Thursday, February 7, 2008
The ,space shuttle Atlantis has a 70% chance of getting rained out,
Weather outlook Thursday's launch of the space shuttle Atlantis has a 70% chance of getting rained out, NASA mission managers said this morning.
A cold front moving across the U.S. this week unleashed dozens of tornadoes in the mid-South late Tuesday evening and continues to churn up thunderstorms. NASA doesn't expect a twister to botch their 2:45 p.m. ET launch opportunity on Thursday, but the threat of a thunderstorm, showers or thick cloud cover has lowered launch expectations from 40% to 30%.
Jeff Spaulding, NASA test director, said the best case scenario is if inclement conditions suddenly clear up before launch time.
"We always hope for that," Spaulding said. "As we all know, weather in Florida changes very rapidly. Things may improve or improve enough to get us the ability to get off the ground. The worst case would be if ... we'd have to try a different day."
Showers concern NASA because rain can damage the thermal protection shield of Atlantis during its high-speed launch. Heavy cloud cover is also problematic, Winters noted, because visibility of the shuttle as it launches can be obscured and pose a threat to public safety.
Should unfavorable conditions push the agency to scrub its launch in the early tomorrow morning, mission managers will aim for a 2:19 p.m. ET attempt on Friday. The chance of getting Atlantis into orbit then has also been lowered, from 40% to 20%, because of the potential for lingering rain showers.
As NASA crosses its fingers for a break in bad weather tomorrow, technicians continue to prepare Atlantis for its big moment.
The 100-ton orbiter's power-producing fuel cells have been filled and will be activated later this evening, following the retraction of launch Pad 39A's 13-story rotating service structure (RSS). The moveable scaffolding helps technicians service and inspect vital areas of the space shuttle after it is rolled out to the launch pad. Once the RSS is rolled back, it will reveal the freshly prepared Atlantis spacecraft.
The seven astronauts of the STS-122 mission have also been making final preparations for their space shot.
The 11-day mission, led by Navy captain Stephen Frick, is slated to deliver the European Space Agency's (ESA) 10.3-ton Columbus laboratory to the International Space Station (ISS). Pilot Alan Poindexter, mission specialists Leland Melvin, Rex Walheim and Stanley Love, and ESA astronauts Leopold Eyharts and Hans Schlegel will join Frick on the mission.
Atlantis Waits On The Weather
Space shuttle Atlantis sits ready on launch pad 39A at the Kennedy Space Center in Cape Canaveral.
Not wind nor rain nor hail stops the U.S. Postal Service, but they do frustrate the people trying to launch space shuttles.

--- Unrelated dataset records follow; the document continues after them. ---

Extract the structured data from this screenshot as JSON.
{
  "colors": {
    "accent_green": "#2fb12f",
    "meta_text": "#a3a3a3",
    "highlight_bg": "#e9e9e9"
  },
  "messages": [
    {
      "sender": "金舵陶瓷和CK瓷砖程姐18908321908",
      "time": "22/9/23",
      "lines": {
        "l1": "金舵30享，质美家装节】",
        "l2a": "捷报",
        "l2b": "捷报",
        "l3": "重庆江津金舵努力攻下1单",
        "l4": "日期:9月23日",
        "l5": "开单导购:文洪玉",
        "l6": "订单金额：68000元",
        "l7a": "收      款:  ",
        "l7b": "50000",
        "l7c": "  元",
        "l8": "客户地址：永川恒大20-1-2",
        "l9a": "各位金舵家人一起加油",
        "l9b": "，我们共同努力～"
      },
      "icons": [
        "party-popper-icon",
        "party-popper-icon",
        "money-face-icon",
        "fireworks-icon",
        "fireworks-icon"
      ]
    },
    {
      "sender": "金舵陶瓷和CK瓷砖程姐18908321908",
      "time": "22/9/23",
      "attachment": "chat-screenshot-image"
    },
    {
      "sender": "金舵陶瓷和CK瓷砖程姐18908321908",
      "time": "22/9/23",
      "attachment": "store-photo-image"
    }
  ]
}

A weather front moving through Florida could put the brakes on Thursday's planned 2:47 p.m. liftoff of Atlantis, when storm clouds are expected to linger around Kennedy Space Center.
Air Force meteorologists give only a 30 percent chance of favorable conditions. If NASA begins pumping 500,000 gallons of fuel into the giant external tank about 5:30 a.m., the countdown will continue.
The seven astronauts were supposed to blast off in December on an 11-day mission to the International Space Station, but faulty fuel sensors forced lengthy troubleshooting and repairs on the pad. Now, with the shuttle given a clean bill of health, it's a matter of waiting out the weather.
If all goes well, Atlantis will take into orbit a giant science lab called Columbus, built by the European Space Agency. The 10-ton cylinder houses nearly a dozen science "racks" where astronauts will do experiments in near zero-gravity.
"Everything is ready to go," said Clare Mattok, a spokeswoman for the ESA. "Time really isn't a problem because we could wait on the pad until the end of March. This mission has been a long time coming, so a few extra weeks of delays won't make a difference."
But the National Aeronautics and Space Administration doesn't have as much wiggle room as it did in past years. The shuttle fleet is on target for retirement in 2010, and with less than a dozen missions left, the agency must complete as much of the space station as possible, and make repairs on the Hubble Space Telescope.
Atlantis' crew consists of commander Stephen Frick; pilot Alan Poindexter; mission specialists Leland Melvin, Rex Walheim and Stanley Love; and European Space Agency astronauts Hans Schlegel and Leopold Eyharts. Eyharts will remain on the space station, replacing Dan Tani, who will come home aboard Atlantis.
Posted by SANJIDA AFROJ at 1:19 AM